- Exercise data -
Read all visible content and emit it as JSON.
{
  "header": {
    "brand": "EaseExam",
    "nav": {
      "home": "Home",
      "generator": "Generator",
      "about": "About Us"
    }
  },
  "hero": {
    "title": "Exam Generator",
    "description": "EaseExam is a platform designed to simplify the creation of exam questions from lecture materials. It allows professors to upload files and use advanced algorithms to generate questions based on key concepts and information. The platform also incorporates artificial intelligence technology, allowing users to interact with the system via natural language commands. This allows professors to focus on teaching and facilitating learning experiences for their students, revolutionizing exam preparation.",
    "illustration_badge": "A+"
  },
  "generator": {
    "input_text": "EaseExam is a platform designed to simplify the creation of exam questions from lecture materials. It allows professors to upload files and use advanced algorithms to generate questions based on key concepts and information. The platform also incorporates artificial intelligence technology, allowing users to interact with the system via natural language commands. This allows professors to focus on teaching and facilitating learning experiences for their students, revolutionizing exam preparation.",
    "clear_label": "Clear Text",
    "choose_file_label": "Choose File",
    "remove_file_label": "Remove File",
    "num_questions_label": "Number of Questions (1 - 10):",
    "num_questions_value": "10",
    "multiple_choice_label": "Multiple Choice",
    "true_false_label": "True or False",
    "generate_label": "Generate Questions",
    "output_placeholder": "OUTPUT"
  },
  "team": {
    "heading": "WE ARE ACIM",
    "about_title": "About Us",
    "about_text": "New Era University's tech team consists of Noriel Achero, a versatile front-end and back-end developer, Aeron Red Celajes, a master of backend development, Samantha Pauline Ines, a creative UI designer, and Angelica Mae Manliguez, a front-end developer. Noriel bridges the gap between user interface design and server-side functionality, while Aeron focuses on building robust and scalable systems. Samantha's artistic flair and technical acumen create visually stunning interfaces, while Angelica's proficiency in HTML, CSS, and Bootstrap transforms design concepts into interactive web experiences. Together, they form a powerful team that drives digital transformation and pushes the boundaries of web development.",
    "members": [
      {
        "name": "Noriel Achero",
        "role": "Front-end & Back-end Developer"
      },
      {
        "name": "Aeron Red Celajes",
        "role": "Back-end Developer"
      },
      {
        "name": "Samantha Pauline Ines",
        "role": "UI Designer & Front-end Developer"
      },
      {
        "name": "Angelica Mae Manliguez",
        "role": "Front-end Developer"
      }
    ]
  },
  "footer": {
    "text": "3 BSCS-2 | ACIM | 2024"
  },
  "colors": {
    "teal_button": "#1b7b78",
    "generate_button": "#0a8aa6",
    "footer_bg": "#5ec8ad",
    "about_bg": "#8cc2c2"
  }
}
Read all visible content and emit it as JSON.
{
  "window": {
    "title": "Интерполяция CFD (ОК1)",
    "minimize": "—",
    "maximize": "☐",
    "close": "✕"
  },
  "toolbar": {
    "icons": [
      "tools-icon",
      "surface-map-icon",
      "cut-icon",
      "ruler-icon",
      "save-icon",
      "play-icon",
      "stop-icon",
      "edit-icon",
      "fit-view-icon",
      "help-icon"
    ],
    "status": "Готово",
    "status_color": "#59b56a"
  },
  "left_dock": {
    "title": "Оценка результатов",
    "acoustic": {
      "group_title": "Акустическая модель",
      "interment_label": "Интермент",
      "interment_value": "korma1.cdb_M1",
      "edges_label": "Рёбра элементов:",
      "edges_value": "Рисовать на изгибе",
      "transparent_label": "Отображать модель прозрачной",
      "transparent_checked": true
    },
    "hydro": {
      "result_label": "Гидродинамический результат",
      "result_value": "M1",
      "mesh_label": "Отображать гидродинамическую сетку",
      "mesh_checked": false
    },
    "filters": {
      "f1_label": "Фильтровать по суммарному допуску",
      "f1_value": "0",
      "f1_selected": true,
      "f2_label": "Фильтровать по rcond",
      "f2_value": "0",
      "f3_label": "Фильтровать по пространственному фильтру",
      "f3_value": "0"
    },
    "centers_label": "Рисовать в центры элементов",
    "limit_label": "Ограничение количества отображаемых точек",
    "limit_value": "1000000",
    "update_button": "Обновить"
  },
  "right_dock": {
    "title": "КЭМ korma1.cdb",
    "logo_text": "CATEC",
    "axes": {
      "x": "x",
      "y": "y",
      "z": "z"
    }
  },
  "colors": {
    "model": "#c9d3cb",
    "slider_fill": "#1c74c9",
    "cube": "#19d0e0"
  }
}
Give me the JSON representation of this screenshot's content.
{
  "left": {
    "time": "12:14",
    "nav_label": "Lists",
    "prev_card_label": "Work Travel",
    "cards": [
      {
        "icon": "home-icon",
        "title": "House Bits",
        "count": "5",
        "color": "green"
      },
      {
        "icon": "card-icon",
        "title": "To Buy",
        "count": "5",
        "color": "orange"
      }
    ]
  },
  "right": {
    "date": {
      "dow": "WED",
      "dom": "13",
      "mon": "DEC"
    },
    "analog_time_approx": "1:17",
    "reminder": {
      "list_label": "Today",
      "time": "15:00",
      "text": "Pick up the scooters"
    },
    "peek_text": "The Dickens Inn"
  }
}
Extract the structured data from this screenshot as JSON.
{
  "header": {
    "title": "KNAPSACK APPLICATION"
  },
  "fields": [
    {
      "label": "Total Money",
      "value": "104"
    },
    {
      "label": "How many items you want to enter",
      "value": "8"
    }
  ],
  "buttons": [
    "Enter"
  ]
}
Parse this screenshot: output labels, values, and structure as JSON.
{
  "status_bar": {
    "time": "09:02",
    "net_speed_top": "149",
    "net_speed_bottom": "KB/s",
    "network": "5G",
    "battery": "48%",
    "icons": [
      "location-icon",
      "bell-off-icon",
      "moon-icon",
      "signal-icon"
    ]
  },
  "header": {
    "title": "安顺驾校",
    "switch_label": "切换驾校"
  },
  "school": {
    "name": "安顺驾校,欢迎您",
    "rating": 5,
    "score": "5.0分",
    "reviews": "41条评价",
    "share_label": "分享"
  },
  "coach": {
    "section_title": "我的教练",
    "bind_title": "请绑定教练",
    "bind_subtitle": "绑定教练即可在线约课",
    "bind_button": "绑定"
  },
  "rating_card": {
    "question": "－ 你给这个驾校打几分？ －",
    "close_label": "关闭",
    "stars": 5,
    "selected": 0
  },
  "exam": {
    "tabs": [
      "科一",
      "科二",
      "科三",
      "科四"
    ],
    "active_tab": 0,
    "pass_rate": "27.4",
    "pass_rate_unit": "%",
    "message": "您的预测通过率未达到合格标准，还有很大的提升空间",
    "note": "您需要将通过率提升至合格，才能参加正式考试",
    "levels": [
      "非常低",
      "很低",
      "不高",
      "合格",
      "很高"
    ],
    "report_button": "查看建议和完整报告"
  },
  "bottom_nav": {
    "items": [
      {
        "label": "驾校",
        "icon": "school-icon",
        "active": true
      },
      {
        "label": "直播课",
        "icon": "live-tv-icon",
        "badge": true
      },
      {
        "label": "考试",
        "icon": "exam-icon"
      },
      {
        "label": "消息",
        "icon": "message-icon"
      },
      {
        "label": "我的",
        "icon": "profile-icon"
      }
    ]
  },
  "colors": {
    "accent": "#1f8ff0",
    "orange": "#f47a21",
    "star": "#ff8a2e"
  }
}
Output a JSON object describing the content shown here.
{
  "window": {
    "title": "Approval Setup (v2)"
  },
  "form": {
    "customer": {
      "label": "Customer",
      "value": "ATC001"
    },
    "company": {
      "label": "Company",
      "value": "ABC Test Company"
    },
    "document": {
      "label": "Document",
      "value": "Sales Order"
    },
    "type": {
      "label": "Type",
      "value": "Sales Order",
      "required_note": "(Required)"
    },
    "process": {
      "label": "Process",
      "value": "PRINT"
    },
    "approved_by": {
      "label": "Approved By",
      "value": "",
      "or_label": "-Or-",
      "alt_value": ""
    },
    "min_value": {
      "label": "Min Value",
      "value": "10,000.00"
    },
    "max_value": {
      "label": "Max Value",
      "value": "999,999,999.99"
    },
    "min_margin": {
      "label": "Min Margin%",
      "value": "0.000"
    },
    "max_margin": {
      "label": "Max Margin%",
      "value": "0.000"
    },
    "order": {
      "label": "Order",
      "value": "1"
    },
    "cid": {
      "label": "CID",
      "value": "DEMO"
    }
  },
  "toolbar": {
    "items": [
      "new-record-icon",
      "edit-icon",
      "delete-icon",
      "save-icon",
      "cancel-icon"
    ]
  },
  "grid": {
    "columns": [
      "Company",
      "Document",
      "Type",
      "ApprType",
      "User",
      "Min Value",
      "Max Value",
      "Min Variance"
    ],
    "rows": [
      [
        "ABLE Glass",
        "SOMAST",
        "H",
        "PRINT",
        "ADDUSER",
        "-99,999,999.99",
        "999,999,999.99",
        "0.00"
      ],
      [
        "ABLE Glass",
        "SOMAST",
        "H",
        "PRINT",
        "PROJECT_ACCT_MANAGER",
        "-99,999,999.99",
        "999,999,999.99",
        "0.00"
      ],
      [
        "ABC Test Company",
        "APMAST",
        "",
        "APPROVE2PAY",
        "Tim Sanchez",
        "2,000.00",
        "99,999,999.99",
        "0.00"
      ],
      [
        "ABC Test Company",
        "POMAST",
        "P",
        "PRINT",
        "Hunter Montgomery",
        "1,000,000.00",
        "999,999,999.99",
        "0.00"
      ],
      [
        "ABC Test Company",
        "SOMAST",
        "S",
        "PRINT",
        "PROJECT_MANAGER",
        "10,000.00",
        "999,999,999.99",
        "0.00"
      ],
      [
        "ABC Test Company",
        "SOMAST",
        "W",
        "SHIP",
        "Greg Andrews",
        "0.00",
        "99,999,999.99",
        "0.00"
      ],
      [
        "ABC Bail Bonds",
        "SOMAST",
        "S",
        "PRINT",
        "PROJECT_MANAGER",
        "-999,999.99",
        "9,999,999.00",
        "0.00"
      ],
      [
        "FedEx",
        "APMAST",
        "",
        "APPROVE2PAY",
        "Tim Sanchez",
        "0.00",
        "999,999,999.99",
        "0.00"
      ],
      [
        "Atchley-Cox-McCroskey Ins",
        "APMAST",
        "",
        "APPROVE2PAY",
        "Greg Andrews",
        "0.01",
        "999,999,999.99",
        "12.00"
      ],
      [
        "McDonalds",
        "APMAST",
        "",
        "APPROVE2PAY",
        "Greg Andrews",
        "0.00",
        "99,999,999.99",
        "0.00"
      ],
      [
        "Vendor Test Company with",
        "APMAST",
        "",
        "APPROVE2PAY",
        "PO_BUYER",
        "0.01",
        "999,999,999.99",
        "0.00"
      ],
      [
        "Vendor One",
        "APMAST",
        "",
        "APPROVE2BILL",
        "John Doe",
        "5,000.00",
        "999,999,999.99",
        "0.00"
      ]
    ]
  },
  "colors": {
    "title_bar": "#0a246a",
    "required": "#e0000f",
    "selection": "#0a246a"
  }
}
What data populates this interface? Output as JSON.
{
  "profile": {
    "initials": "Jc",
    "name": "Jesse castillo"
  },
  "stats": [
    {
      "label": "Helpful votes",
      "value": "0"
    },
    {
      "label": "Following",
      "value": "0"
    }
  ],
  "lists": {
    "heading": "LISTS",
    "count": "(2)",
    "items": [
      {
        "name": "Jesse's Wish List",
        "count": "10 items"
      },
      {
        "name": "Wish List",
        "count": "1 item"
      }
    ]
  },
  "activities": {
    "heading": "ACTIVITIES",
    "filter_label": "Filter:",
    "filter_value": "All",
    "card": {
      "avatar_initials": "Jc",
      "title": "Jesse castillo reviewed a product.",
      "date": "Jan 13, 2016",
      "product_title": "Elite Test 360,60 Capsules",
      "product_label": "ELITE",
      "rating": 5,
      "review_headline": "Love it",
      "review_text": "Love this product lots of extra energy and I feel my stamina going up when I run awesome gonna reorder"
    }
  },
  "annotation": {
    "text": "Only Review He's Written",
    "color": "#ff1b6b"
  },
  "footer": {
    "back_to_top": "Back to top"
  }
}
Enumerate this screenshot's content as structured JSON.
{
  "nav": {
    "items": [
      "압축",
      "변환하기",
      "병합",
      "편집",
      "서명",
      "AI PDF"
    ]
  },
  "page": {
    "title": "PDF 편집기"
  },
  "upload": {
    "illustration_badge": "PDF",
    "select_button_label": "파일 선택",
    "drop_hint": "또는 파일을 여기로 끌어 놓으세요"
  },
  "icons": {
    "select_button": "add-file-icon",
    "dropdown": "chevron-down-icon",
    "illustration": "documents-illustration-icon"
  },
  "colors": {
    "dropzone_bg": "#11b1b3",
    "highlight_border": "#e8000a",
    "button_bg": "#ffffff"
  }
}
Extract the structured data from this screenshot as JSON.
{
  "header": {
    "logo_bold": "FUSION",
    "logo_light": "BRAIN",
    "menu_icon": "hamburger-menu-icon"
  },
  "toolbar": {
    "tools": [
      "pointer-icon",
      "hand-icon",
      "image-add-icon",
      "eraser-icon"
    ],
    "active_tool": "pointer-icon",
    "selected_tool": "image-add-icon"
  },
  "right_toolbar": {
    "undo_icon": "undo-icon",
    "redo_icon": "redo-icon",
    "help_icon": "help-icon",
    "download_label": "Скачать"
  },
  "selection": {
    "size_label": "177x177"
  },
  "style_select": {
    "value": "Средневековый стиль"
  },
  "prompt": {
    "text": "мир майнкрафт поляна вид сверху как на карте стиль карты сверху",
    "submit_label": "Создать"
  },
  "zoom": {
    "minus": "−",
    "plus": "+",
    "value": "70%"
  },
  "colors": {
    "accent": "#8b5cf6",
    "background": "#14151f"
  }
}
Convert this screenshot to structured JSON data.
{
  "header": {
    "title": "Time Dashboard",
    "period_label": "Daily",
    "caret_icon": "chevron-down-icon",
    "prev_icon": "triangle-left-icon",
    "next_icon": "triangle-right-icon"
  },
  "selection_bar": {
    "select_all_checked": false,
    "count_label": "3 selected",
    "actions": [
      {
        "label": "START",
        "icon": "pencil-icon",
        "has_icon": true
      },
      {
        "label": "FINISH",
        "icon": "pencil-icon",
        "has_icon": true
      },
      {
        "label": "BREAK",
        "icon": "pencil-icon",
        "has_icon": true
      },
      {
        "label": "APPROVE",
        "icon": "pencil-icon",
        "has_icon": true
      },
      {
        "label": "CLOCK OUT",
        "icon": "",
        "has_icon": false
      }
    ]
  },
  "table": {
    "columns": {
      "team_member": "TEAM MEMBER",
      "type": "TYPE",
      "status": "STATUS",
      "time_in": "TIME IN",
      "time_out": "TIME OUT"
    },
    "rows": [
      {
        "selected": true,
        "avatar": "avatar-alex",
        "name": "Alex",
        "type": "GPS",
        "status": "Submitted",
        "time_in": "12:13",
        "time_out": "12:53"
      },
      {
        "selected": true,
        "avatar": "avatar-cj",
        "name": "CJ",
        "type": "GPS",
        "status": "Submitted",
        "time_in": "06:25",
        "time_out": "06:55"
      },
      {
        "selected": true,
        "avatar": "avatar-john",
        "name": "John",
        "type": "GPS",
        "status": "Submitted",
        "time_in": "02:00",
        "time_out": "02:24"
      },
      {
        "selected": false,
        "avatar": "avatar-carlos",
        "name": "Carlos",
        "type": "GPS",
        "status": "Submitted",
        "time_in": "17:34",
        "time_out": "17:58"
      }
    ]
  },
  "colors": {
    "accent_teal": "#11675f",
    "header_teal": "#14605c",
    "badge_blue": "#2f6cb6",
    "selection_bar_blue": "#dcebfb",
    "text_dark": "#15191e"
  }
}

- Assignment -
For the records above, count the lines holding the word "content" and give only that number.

- Answer for the task -
5